5.0/5 rating 1 vote
Apple Cake


In the spring, the Robinsons cooked with dried fruit from the previous fall. This recipe of theirs has been adapted for modern dried apples, which are soft and spongy. If you are using home–dried apples that are tough and leathery, you will need to boil them in water before they can be easily cut.



  • 2 cups dried apples
  • 2 cups molasses
  • 1 cup boiling water
  • 2 eggs
  • 1 cup butter
  • 4 cups whole wheat pastry flour
  • 2 tsp. baking soda
  • “spices of all kinds to suit your taste”:
  • 1 Tb. ground ginger
  • 1/4 tsp. ground allspice
  • 1/2 tsp. ground cloves
  • 1 tsp. cinnamon
  • 1 cup sour milk, or 1 cup milk plus 1 tsp. white vinegar


Preheat the oven to 350°. Butter a 9” x 13” baking pan.

Cut the dried apples into raisin–size pieces. Combine the molasses, boiling water, and apples in a small saucepan and simmer until the apples are cooked through, about 20 minutes, stirring frequently.

Remove the apples with a slotted spoon and set aside. Add the butter to the hot molasses and stir to melt, then scrape the mixture into a large mixing bowl. Beat the eggs one at a time into the molasses mixture.

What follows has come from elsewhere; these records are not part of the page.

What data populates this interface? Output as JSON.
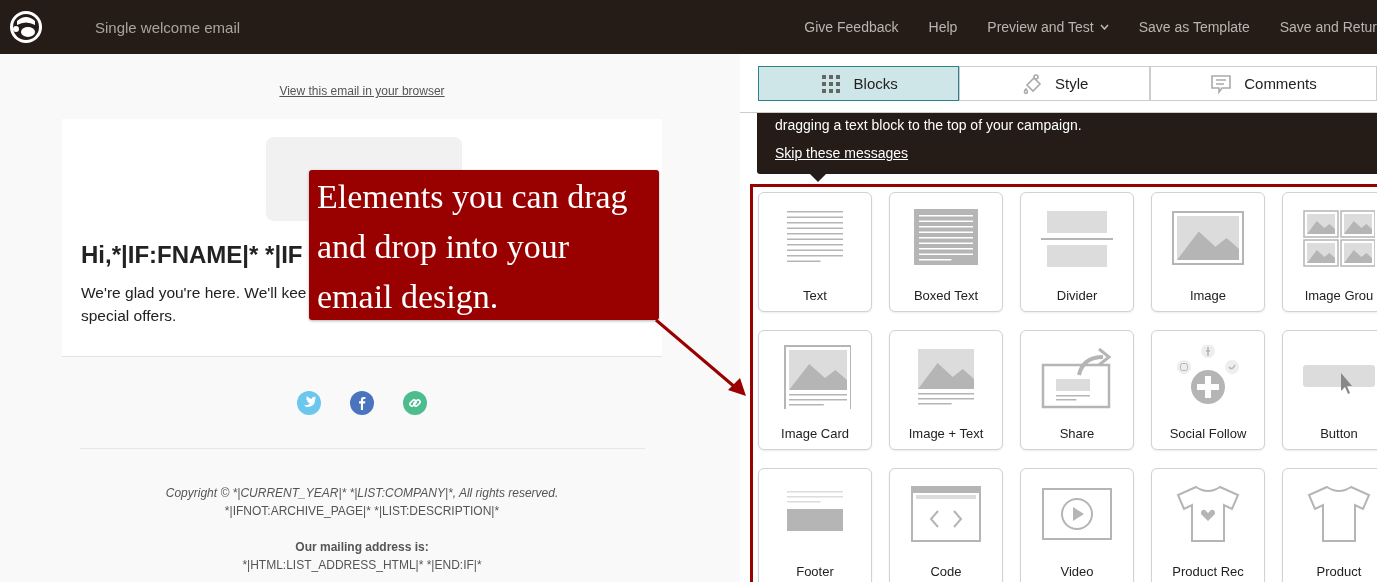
{
  "top_bar": {
    "title": "Single welcome email",
    "nav": [
      {
        "label": "Give Feedback",
        "dropdown": false
      },
      {
        "label": "Help",
        "dropdown": false
      },
      {
        "label": "Preview and Test",
        "dropdown": true
      },
      {
        "label": "Save as Template",
        "dropdown": false
      },
      {
        "label": "Save and Retur",
        "dropdown": false
      }
    ]
  },
  "email": {
    "browser_link": "View this email in your browser",
    "heading": "Hi,*|IF:FNAME|* *|IF",
    "body_lines": [
      "We're glad you're here. We'll kee",
      "special offers."
    ],
    "social": [
      {
        "kind": "twitter",
        "color": "#6bc7ee"
      },
      {
        "kind": "facebook",
        "color": "#4a74bd"
      },
      {
        "kind": "link",
        "color": "#4dbd8e"
      }
    ],
    "footer": {
      "copyright": "Copyright © *|CURRENT_YEAR|* *|LIST:COMPANY|*, All rights reserved.",
      "description": "*|IFNOT:ARCHIVE_PAGE|* *|LIST:DESCRIPTION|*",
      "address_label": "Our mailing address is:",
      "address": "*|HTML:LIST_ADDRESS_HTML|* *|END:IF|*"
    }
  },
  "callout": {
    "text": "Elements you can drag and drop into your email design."
  },
  "panel": {
    "tabs": [
      {
        "label": "Blocks",
        "kind": "blocks",
        "selected": true
      },
      {
        "label": "Style",
        "kind": "style",
        "selected": false
      },
      {
        "label": "Comments",
        "kind": "comments",
        "selected": false
      }
    ],
    "tip": {
      "text": "dragging a text block to the top of your campaign.",
      "link": "Skip these messages"
    },
    "blocks": [
      {
        "label": "Text",
        "kind": "text"
      },
      {
        "label": "Boxed Text",
        "kind": "boxed"
      },
      {
        "label": "Divider",
        "kind": "divider"
      },
      {
        "label": "Image",
        "kind": "image"
      },
      {
        "label": "Image Grou",
        "kind": "gallery"
      },
      {
        "label": "Image Card",
        "kind": "card"
      },
      {
        "label": "Image + Text",
        "kind": "imagetext"
      },
      {
        "label": "Share",
        "kind": "share"
      },
      {
        "label": "Social Follow",
        "kind": "social"
      },
      {
        "label": "Button",
        "kind": "button"
      },
      {
        "label": "Footer",
        "kind": "footer"
      },
      {
        "label": "Code",
        "kind": "code"
      },
      {
        "label": "Video",
        "kind": "video"
      },
      {
        "label": "Product Rec",
        "kind": "recommendation"
      },
      {
        "label": "Product",
        "kind": "product"
      }
    ]
  }
}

In another bowl, combine the flour, baking soda, and spices. Add the dry ingredients in three parts to the molasses and butter mixture, alternating with the sour milk. Mix just until the dry ingredients are incorporated, then pour into the prepared baking pan.

Bake for an hour, or until a knife inserted into the center of the cake comes out clean.

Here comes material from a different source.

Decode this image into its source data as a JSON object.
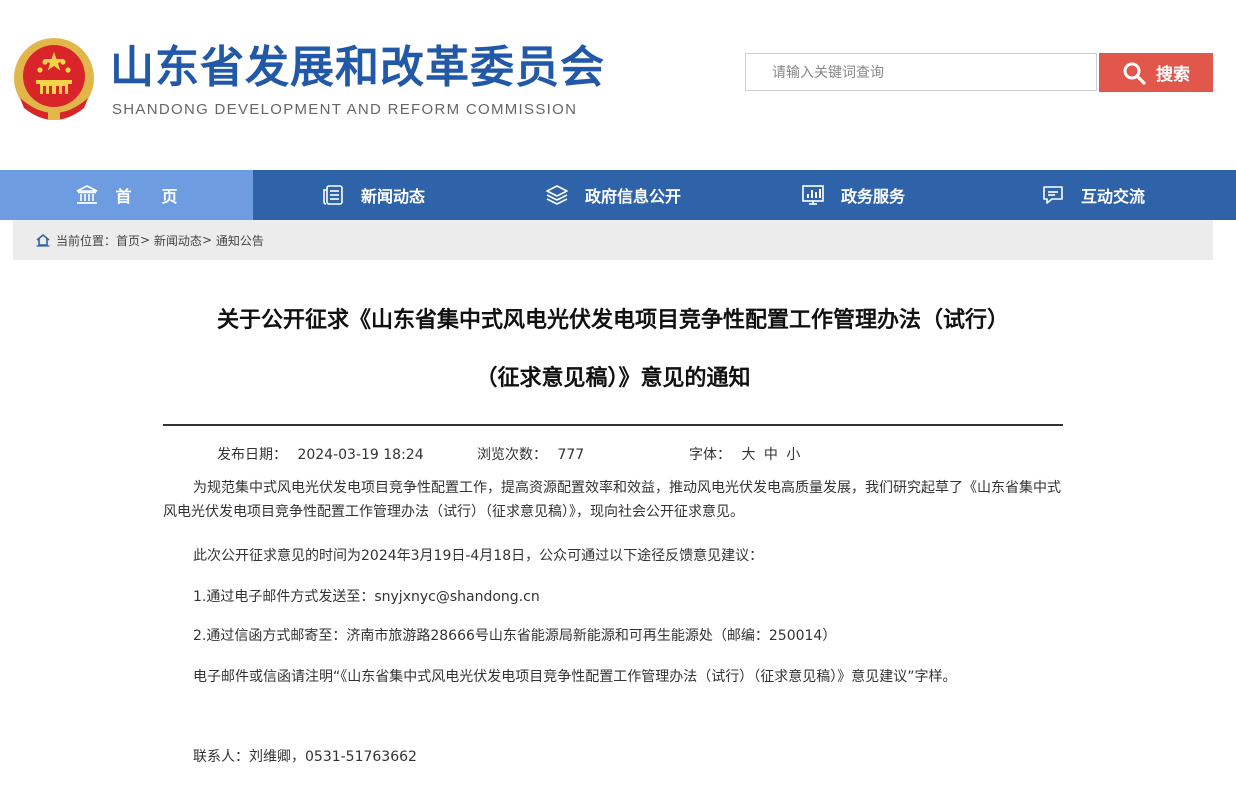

This cake improves in flavor after a day or two, and will keep for at least a week. It is excellent served warm with fresh butter or whipped cream or, for a modern touch, some sifted powdered sugar.

Leave a comment

You are commenting as guest. Optional login below.

What we do

Our stories, interviews, and essays reveal how Vermont residents are building their local food systems, how farmers are faring in a time of great opportunity and challenge, and how Vermont’s agricultural landscape ties into larger questions of sustainability and the future of our food supply.